_Exercise aim_:
This exercise asks for a copy of each line in the records below with the word "FOREX" in it.

_Data extracts_:
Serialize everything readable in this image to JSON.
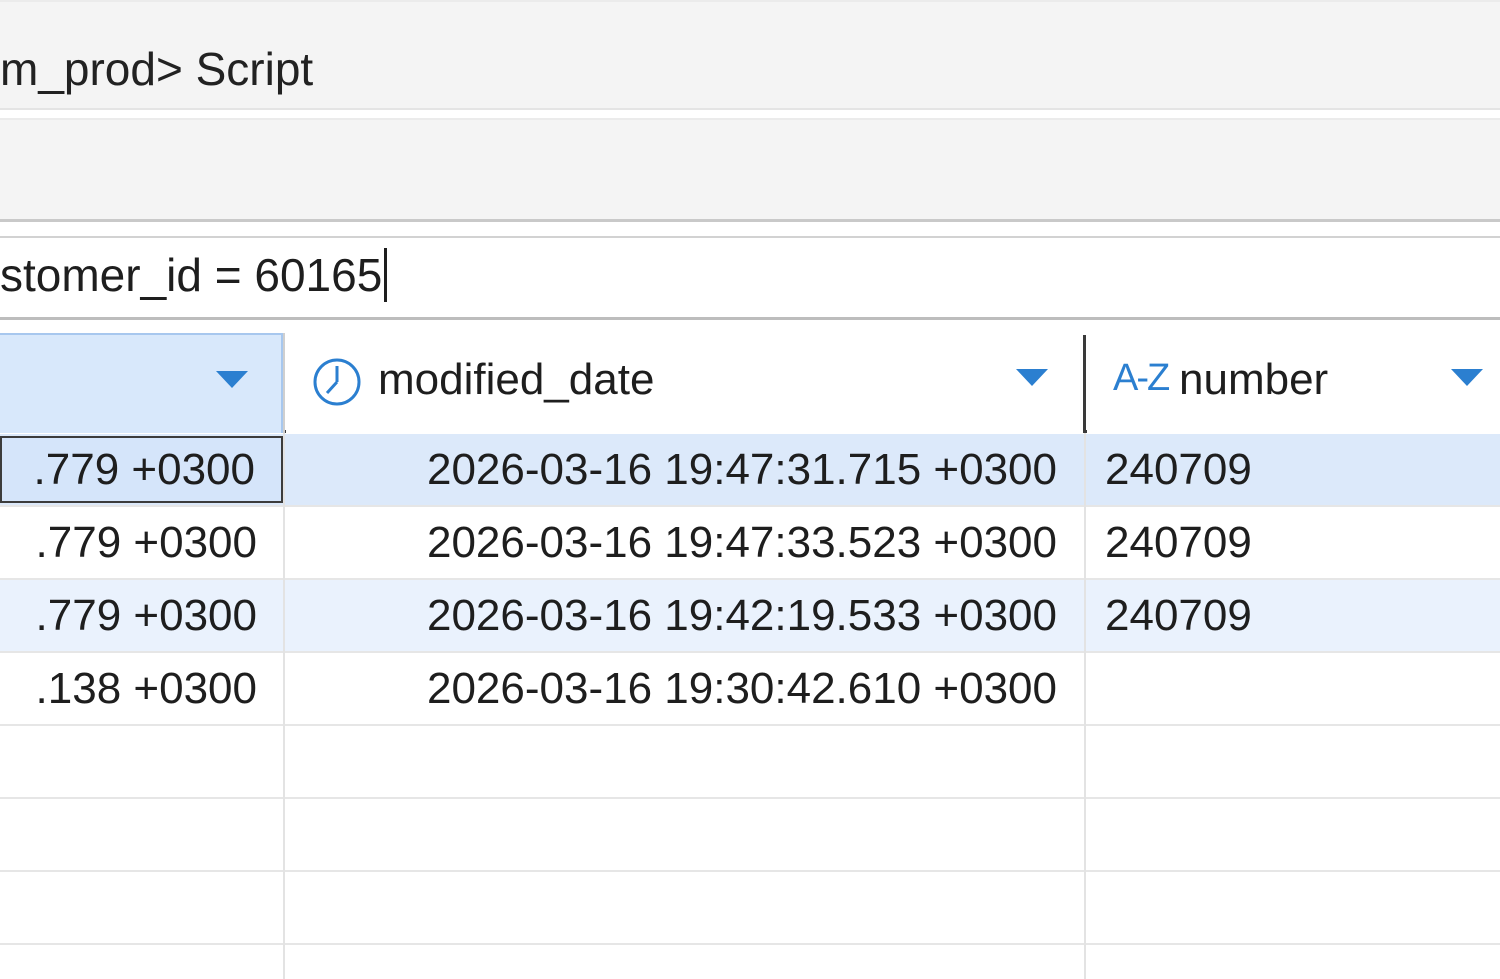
{
  "window": {
    "title": "m_prod> Script"
  },
  "filter": {
    "value": "stomer_id = 60165"
  },
  "grid": {
    "columns": [
      {
        "label": "",
        "icon": "none"
      },
      {
        "label": "modified_date",
        "icon": "clock-icon"
      },
      {
        "label": "number",
        "icon": "az-icon",
        "icon_text": "A-Z"
      }
    ],
    "rows": [
      [
        ".779 +0300",
        "2026-03-16 19:47:31.715 +0300",
        "240709"
      ],
      [
        ".779 +0300",
        "2026-03-16 19:47:33.523 +0300",
        "240709"
      ],
      [
        ".779 +0300",
        "2026-03-16 19:42:19.533 +0300",
        "240709"
      ],
      [
        ".138 +0300",
        "2026-03-16 19:30:42.610 +0300",
        ""
      ]
    ]
  },
  "colors": {
    "accent": "#2b7fd0",
    "selected_row": "#dce9fa",
    "alt_row": "#eaf2fd"
  }
}
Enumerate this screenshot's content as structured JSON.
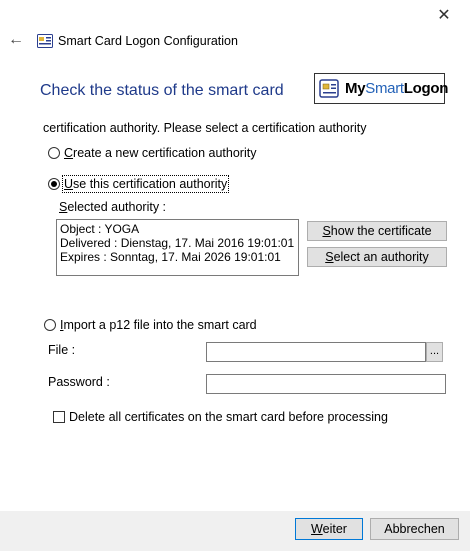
{
  "window": {
    "title": "Smart Card Logon Configuration",
    "close_glyph": "✕",
    "back_glyph": "←"
  },
  "header": {
    "heading": "Check the status of the smart card",
    "logo": {
      "my": "My",
      "smart": "Smart",
      "logon": "Logon"
    }
  },
  "intro_text": "certification authority. Please select a certification authority",
  "options": {
    "create_new": {
      "label": "Create a new certification authority",
      "checked": false
    },
    "use_this": {
      "label": "Use this certification authority",
      "checked": true
    },
    "import_p12": {
      "label": "Import a p12 file into the smart card",
      "checked": false
    }
  },
  "selected_authority": {
    "label": "Selected authority :",
    "lines": [
      "Object : YOGA",
      "Delivered : Dienstag, 17. Mai 2016 19:01:01",
      "Expires : Sonntag, 17. Mai 2026 19:01:01"
    ]
  },
  "buttons": {
    "show_certificate": "Show the certificate",
    "select_authority": "Select an authority",
    "browse": "...",
    "next": "Weiter",
    "cancel": "Abbrechen"
  },
  "import_fields": {
    "file_label": "File :",
    "file_value": "",
    "password_label": "Password :",
    "password_value": ""
  },
  "delete_option": {
    "label": "Delete all certificates on the smart card before processing",
    "checked": false
  },
  "colors": {
    "heading": "#1f3a8a",
    "logo_accent": "#2563b8",
    "primary_border": "#0078d7"
  }
}
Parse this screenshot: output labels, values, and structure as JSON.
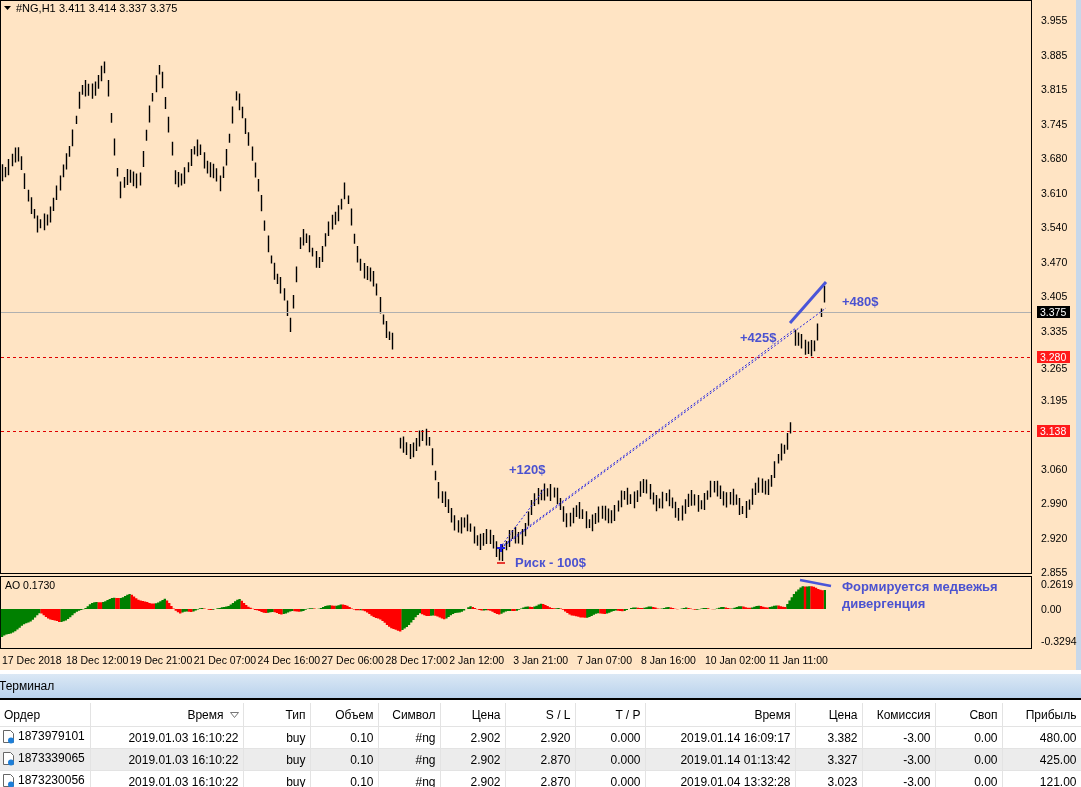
{
  "chart": {
    "symbol": "#NG,H1",
    "ohlc": "3.411 3.414 3.337 3.375",
    "price_axis": [
      "3.955",
      "3.885",
      "3.815",
      "3.745",
      "3.680",
      "3.610",
      "3.540",
      "3.470",
      "3.405",
      "3.335",
      "3.265",
      "3.195",
      "3.060",
      "2.990",
      "2.920",
      "2.855"
    ],
    "price_markers": [
      {
        "text": "3.375",
        "kind": "current"
      },
      {
        "text": "3.280",
        "kind": "level"
      },
      {
        "text": "3.138",
        "kind": "level"
      }
    ],
    "annotations": [
      "+120$",
      "Риск - 100$",
      "+425$",
      "+480$"
    ],
    "indicator": {
      "label": "AO 0.1730",
      "axis": [
        "0.2619",
        "0.00",
        "-0.3294"
      ],
      "note": "Формируется медвежья дивергенция"
    },
    "time_axis": [
      "17 Dec 2018",
      "18 Dec 12:00",
      "19 Dec 21:00",
      "21 Dec 07:00",
      "24 Dec 16:00",
      "27 Dec 06:00",
      "28 Dec 17:00",
      "2 Jan 12:00",
      "3 Jan 21:00",
      "7 Jan 07:00",
      "8 Jan 16:00",
      "10 Jan 02:00",
      "11 Jan 11:00"
    ]
  },
  "terminal": {
    "title": "Терминал",
    "columns": [
      {
        "label": "Ордер",
        "sorted": false
      },
      {
        "label": "Время",
        "sorted": true
      },
      {
        "label": "Тип",
        "sorted": false
      },
      {
        "label": "Объем",
        "sorted": false
      },
      {
        "label": "Символ",
        "sorted": false
      },
      {
        "label": "Цена",
        "sorted": false
      },
      {
        "label": "S / L",
        "sorted": false
      },
      {
        "label": "T / P",
        "sorted": false
      },
      {
        "label": "Время",
        "sorted": false
      },
      {
        "label": "Цена",
        "sorted": false
      },
      {
        "label": "Комиссия",
        "sorted": false
      },
      {
        "label": "Своп",
        "sorted": false
      },
      {
        "label": "Прибыль",
        "sorted": false
      }
    ],
    "rows": [
      [
        "1873979101",
        "2019.01.03 16:10:22",
        "buy",
        "0.10",
        "#ng",
        "2.902",
        "2.920",
        "0.000",
        "2019.01.14 16:09:17",
        "3.382",
        "-3.00",
        "0.00",
        "480.00"
      ],
      [
        "1873339065",
        "2019.01.03 16:10:22",
        "buy",
        "0.10",
        "#ng",
        "2.902",
        "2.870",
        "0.000",
        "2019.01.14 01:13:42",
        "3.327",
        "-3.00",
        "0.00",
        "425.00"
      ],
      [
        "1873230056",
        "2019.01.03 16:10:22",
        "buy",
        "0.10",
        "#ng",
        "2.902",
        "2.870",
        "0.000",
        "2019.01.04 13:32:28",
        "3.023",
        "-3.00",
        "0.00",
        "121.00"
      ]
    ]
  }
}
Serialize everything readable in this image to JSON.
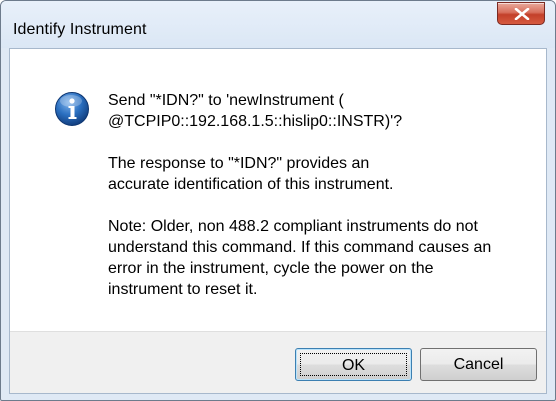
{
  "window": {
    "title": "Identify Instrument",
    "close_icon": "close-icon"
  },
  "dialog": {
    "icon": "info-icon",
    "message_line1": "Send \"*IDN?\" to 'newInstrument (\n@TCPIP0::192.168.1.5::hislip0::INSTR)'?",
    "message_line2": "The response to \"*IDN?\" provides an\naccurate identification of this instrument.",
    "message_line3": "Note: Older, non 488.2 compliant instruments do not\nunderstand this command. If this command causes an\nerror in the instrument, cycle the power on the\ninstrument to reset it."
  },
  "buttons": {
    "ok_label": "OK",
    "cancel_label": "Cancel"
  },
  "colors": {
    "titlebar": "#dbe7f5",
    "close_button": "#c3402a",
    "info_icon": "#1c5aa6",
    "button_bar": "#f0f0f0"
  }
}
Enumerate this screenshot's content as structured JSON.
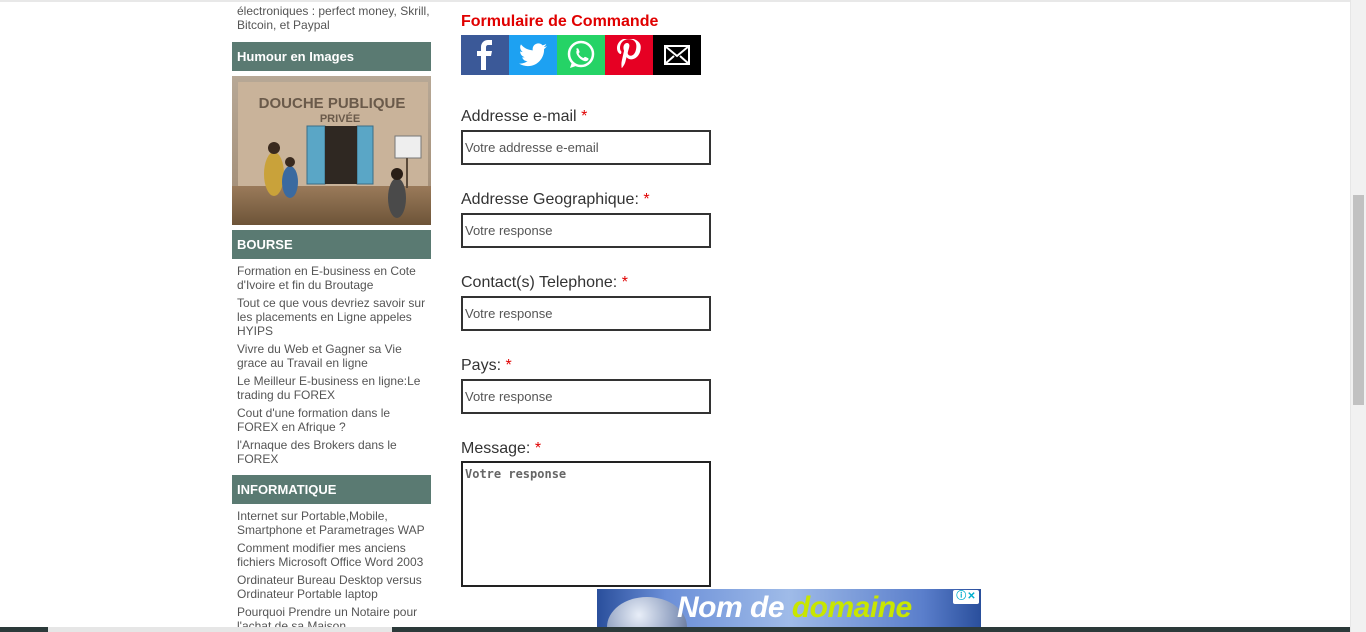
{
  "sidebar": {
    "intro_text": "électroniques : perfect money, Skrill, Bitcoin, et Paypal",
    "humour": {
      "title": "Humour en Images",
      "image_sign_main": "DOUCHE PUBLIQUE",
      "image_sign_sub": "PRIVÉE"
    },
    "bourse": {
      "title": "BOURSE",
      "links": [
        "Formation en E-business en Cote d'Ivoire et fin du Broutage",
        "Tout ce que vous devriez savoir sur les placements en Ligne appeles HYIPS",
        "Vivre du Web et Gagner sa Vie grace au Travail en ligne",
        "Le Meilleur E-business en ligne:Le trading du FOREX",
        "Cout d'une formation dans le FOREX en Afrique ?",
        "l'Arnaque des Brokers dans le FOREX"
      ]
    },
    "informatique": {
      "title": "INFORMATIQUE",
      "links": [
        "Internet sur Portable,Mobile, Smartphone et Parametrages WAP",
        "Comment modifier mes anciens fichiers Microsoft Office Word 2003",
        "Ordinateur Bureau Desktop versus Ordinateur Portable laptop",
        "Pourquoi Prendre un Notaire pour l'achat de sa Maison"
      ]
    }
  },
  "form": {
    "title": "Formulaire de Commande",
    "share": [
      {
        "icon": "facebook-icon",
        "color": "#3b5998"
      },
      {
        "icon": "twitter-icon",
        "color": "#1da1f2"
      },
      {
        "icon": "whatsapp-icon",
        "color": "#25d366"
      },
      {
        "icon": "pinterest-icon",
        "color": "#e60023"
      },
      {
        "icon": "email-icon",
        "color": "#000000"
      }
    ],
    "fields": {
      "email": {
        "label": "Addresse e-mail",
        "placeholder": "Votre addresse e-email",
        "required": "*"
      },
      "address": {
        "label": "Addresse Geographique:",
        "placeholder": "Votre response",
        "required": "*"
      },
      "phone": {
        "label": "Contact(s) Telephone:",
        "placeholder": "Votre response",
        "required": "*"
      },
      "country": {
        "label": "Pays:",
        "placeholder": "Votre response",
        "required": "*"
      },
      "message": {
        "label": "Message:",
        "placeholder": "Votre response",
        "required": "*"
      }
    }
  },
  "ad": {
    "word1": "Nom de",
    "word2": "domaine",
    "adchoices_icon": "adchoices-icon",
    "close_icon": "close-icon"
  },
  "colors": {
    "widget_header": "#5a7a72",
    "title_red": "#e00000"
  }
}
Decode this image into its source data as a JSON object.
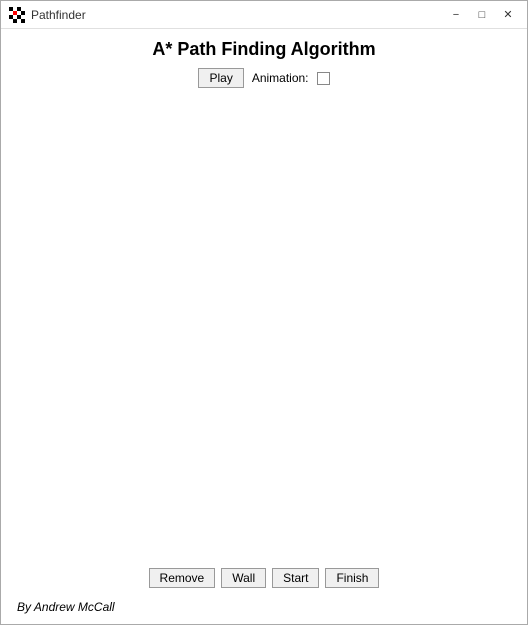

_Answer_:
        "Le Meilleur E-business en ligne:Le trading du FOREX",
        "Cout d'une formation dans le FOREX en Afrique ?",
        "l'Arnaque des Brokers dans le FOREX"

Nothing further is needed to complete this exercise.